Sketches New And Old "One-horse Town"

Mark Twain

"One-horse Town"

Context: This brief sketch recounts the tribute paid by an undertaker in a small country village, in a day when the wealth and stature of a community could be measured by its population of horses, to a departed citizen loved by all. It soon becomes evident that the deceased was a plain man, humble and unpretentious, happy by disposition, and blessed with a sense of humor. The language used by the undertaker is that picturesque frontier dialect which Twain employed so effectively, and the recital exhibits his rare ability to describe touching incidents in humorous terms without making them less touching. The departed citizen had known his end was near. His friends had wanted him to have a lavish coffin with a silver plate on the lid; but the dying man refused such ostentation, observing that "wher' he was going to a body would find it considerable better to attract attention by a picturesque moral character." When his relatives planned a big funeral, he "said he was down on flummery–didn't want any procession–fill the hearse full of mourners, and get out a stern line and tow him behind." The undertaker, astounded and at the same time filled with admiration for anyone "so down on style," continues his recital:

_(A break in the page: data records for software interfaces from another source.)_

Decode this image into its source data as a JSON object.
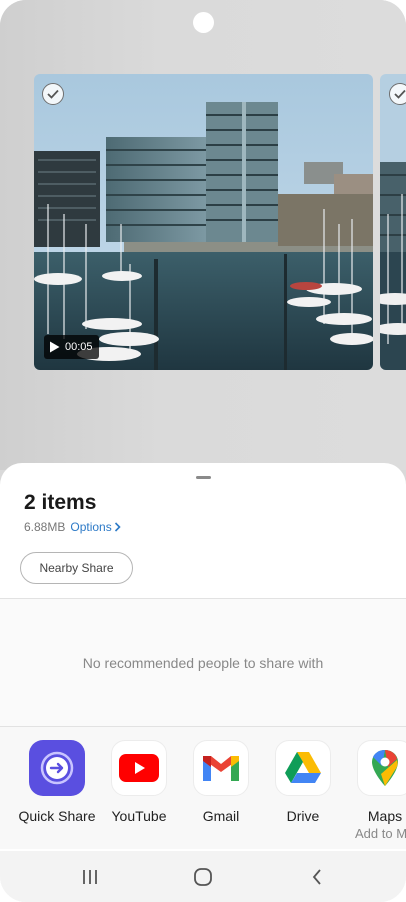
{
  "preview": {
    "video_duration": "00:05"
  },
  "sheet": {
    "title": "2 items",
    "size": "6.88MB",
    "options_label": "Options",
    "nearby_share_label": "Nearby Share",
    "no_people_text": "No recommended people to share with"
  },
  "apps": [
    {
      "label": "Quick Share",
      "icon": "quick-share-icon"
    },
    {
      "label": "YouTube",
      "icon": "youtube-icon"
    },
    {
      "label": "Gmail",
      "icon": "gmail-icon"
    },
    {
      "label": "Drive",
      "icon": "drive-icon"
    },
    {
      "label": "Maps",
      "icon": "maps-icon",
      "sublabel": "Add to M"
    }
  ],
  "navbar": {
    "recents": "recents-icon",
    "home": "home-icon",
    "back": "back-icon"
  },
  "colors": {
    "accent": "#2d7ac7",
    "quick_share": "#5a4fe0",
    "youtube": "#ff0000"
  }
}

". . . He was just set on having things the way he wanted them, and he took a solid comfort in laying his little plans. He had me measure him and take a whole raft of directions; then he had the minister stand up behind a long box with a tablecloth over it, to represent the coffin, and read his funeral sermon, saying 'Angcore, angcore!' at the good places, and making him scratch out every bit of brag about him, and all the hifalutin; and then he made them trot out the choir so's he could help them pick out the tunes for the occasion, and he got them to sing 'Pop Goes the Weasel,' because he'd always liked that tune when he was downhearted, and solemn music made him sad; and when they sung that with tears in their eyes (because they all loved him), and his relations grieving around, he just laid there as happy as a bug, and trying to beat time and showing all over how much he enjoyed it; and presently he got worked up and excited, and tried to join in, for, mind you, he was pretty proud of his abilities in the singing line; but the first time he opened his mouth and was just going to spread himself his breath took a walk.
"I never see a man snuffed out so sudden. Ah, it was a great loss–a powerful loss to this poor little one-horse town. . . ."